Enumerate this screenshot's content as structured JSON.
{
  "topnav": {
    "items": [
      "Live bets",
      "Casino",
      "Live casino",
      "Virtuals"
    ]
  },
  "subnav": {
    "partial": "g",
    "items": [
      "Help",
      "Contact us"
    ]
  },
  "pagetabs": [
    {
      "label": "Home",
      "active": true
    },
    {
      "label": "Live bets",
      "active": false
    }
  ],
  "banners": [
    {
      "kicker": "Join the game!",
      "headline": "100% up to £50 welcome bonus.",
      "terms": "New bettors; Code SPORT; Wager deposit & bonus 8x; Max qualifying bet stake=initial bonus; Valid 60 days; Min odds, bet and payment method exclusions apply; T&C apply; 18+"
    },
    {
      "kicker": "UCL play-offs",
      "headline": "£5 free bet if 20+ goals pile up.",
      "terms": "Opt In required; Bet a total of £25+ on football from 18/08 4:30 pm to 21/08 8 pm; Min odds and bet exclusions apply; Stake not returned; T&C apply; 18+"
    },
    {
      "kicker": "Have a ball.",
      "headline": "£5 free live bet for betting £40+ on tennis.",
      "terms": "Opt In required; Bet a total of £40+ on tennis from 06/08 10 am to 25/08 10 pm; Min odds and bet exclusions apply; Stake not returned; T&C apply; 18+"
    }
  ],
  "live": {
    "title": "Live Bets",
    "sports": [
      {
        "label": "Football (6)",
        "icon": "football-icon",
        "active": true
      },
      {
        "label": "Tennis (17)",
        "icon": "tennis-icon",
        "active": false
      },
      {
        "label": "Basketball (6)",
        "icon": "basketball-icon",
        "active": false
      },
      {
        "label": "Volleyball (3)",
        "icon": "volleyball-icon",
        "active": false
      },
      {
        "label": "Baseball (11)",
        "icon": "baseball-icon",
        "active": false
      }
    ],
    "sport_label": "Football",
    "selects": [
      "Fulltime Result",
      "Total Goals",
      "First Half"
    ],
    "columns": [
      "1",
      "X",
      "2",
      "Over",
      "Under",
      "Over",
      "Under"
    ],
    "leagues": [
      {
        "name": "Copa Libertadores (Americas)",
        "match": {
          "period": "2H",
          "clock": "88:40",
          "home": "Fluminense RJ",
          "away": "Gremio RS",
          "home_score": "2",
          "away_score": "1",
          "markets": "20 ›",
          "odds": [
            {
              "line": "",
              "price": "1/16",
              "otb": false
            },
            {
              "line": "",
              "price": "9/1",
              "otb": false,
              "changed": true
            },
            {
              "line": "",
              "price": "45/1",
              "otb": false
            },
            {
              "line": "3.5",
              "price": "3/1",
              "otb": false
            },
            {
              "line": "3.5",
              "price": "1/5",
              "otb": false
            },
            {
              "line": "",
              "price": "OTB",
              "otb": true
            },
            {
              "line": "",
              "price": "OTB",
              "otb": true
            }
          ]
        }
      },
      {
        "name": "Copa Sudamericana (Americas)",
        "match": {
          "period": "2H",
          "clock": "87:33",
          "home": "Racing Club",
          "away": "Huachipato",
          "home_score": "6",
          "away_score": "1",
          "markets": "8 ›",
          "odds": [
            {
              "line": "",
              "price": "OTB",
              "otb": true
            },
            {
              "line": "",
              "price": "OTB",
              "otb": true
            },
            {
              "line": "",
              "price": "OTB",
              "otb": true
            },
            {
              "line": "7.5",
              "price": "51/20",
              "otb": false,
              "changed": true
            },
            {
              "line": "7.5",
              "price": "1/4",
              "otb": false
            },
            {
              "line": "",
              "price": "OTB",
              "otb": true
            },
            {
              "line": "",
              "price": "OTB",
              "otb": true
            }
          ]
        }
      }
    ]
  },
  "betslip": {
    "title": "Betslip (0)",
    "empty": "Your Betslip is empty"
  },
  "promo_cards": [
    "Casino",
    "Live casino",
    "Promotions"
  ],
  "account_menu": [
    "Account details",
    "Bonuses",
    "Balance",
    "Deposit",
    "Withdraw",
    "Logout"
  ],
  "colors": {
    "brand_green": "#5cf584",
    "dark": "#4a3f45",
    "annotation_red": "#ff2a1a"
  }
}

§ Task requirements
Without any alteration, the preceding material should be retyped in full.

§ Task output
Enumerate this screenshot's content as structured JSON.
{
  "topnav": {
    "items": [
      "Live bets",
      "Casino",
      "Live casino",
      "Virtuals"
    ]
  },
  "subnav": {
    "partial": "g",
    "items": [
      "Help",
      "Contact us"
    ]
  },
  "pagetabs": [
    {
      "label": "Home",
      "active": true
    },
    {
      "label": "Live bets",
      "active": false
    }
  ],
  "banners": [
    {
      "kicker": "Join the game!",
      "headline": "100% up to £50 welcome bonus.",
      "terms": "New bettors; Code SPORT; Wager deposit & bonus 8x; Max qualifying bet stake=initial bonus; Valid 60 days; Min odds, bet and payment method exclusions apply; T&C apply; 18+"
    },
    {
      "kicker": "UCL play-offs",
      "headline": "£5 free bet if 20+ goals pile up.",
      "terms": "Opt In required; Bet a total of £25+ on football from 18/08 4:30 pm to 21/08 8 pm; Min odds and bet exclusions apply; Stake not returned; T&C apply; 18+"
    },
    {
      "kicker": "Have a ball.",
      "headline": "£5 free live bet for betting £40+ on tennis.",
      "terms": "Opt In required; Bet a total of £40+ on tennis from 06/08 10 am to 25/08 10 pm; Min odds and bet exclusions apply; Stake not returned; T&C apply; 18+"
    }
  ],
  "live": {
    "title": "Live Bets",
    "sports": [
      {
        "label": "Football (6)",
        "icon": "football-icon",
        "active": true
      },
      {
        "label": "Tennis (17)",
        "icon": "tennis-icon",
        "active": false
      },
      {
        "label": "Basketball (6)",
        "icon": "basketball-icon",
        "active": false
      },
      {
        "label": "Volleyball (3)",
        "icon": "volleyball-icon",
        "active": false
      },
      {
        "label": "Baseball (11)",
        "icon": "baseball-icon",
        "active": false
      }
    ],
    "sport_label": "Football",
    "selects": [
      "Fulltime Result",
      "Total Goals",
      "First Half"
    ],
    "columns": [
      "1",
      "X",
      "2",
      "Over",
      "Under",
      "Over",
      "Under"
    ],
    "leagues": [
      {
        "name": "Copa Libertadores (Americas)",
        "match": {
          "period": "2H",
          "clock": "88:40",
          "home": "Fluminense RJ",
          "away": "Gremio RS",
          "home_score": "2",
          "away_score": "1",
          "markets": "20 ›",
          "odds": [
            {
              "line": "",
              "price": "1/16",
              "otb": false
            },
            {
              "line": "",
              "price": "9/1",
              "otb": false,
              "changed": true
            },
            {
              "line": "",
              "price": "45/1",
              "otb": false
            },
            {
              "line": "3.5",
              "price": "3/1",
              "otb": false
            },
            {
              "line": "3.5",
              "price": "1/5",
              "otb": false
            },
            {
              "line": "",
              "price": "OTB",
              "otb": true
            },
            {
              "line": "",
              "price": "OTB",
              "otb": true
            }
          ]
        }
      },
      {
        "name": "Copa Sudamericana (Americas)",
        "match": {
          "period": "2H",
          "clock": "87:33",
          "home": "Racing Club",
          "away": "Huachipato",
          "home_score": "6",
          "away_score": "1",
          "markets": "8 ›",
          "odds": [
            {
              "line": "",
              "price": "OTB",
              "otb": true
            },
            {
              "line": "",
              "price": "OTB",
              "otb": true
            },
            {
              "line": "",
              "price": "OTB",
              "otb": true
            },
            {
              "line": "7.5",
              "price": "51/20",
              "otb": false,
              "changed": true
            },
            {
              "line": "7.5",
              "price": "1/4",
              "otb": false
            },
            {
              "line": "",
              "price": "OTB",
              "otb": true
            },
            {
              "line": "",
              "price": "OTB",
              "otb": true
            }
          ]
        }
      }
    ]
  },
  "betslip": {
    "title": "Betslip (0)",
    "empty": "Your Betslip is empty"
  },
  "promo_cards": [
    "Casino",
    "Live casino",
    "Promotions"
  ],
  "account_menu": [
    "Account details",
    "Bonuses",
    "Balance",
    "Deposit",
    "Withdraw",
    "Logout"
  ],
  "colors": {
    "brand_green": "#5cf584",
    "dark": "#4a3f45",
    "annotation_red": "#ff2a1a"
  }
}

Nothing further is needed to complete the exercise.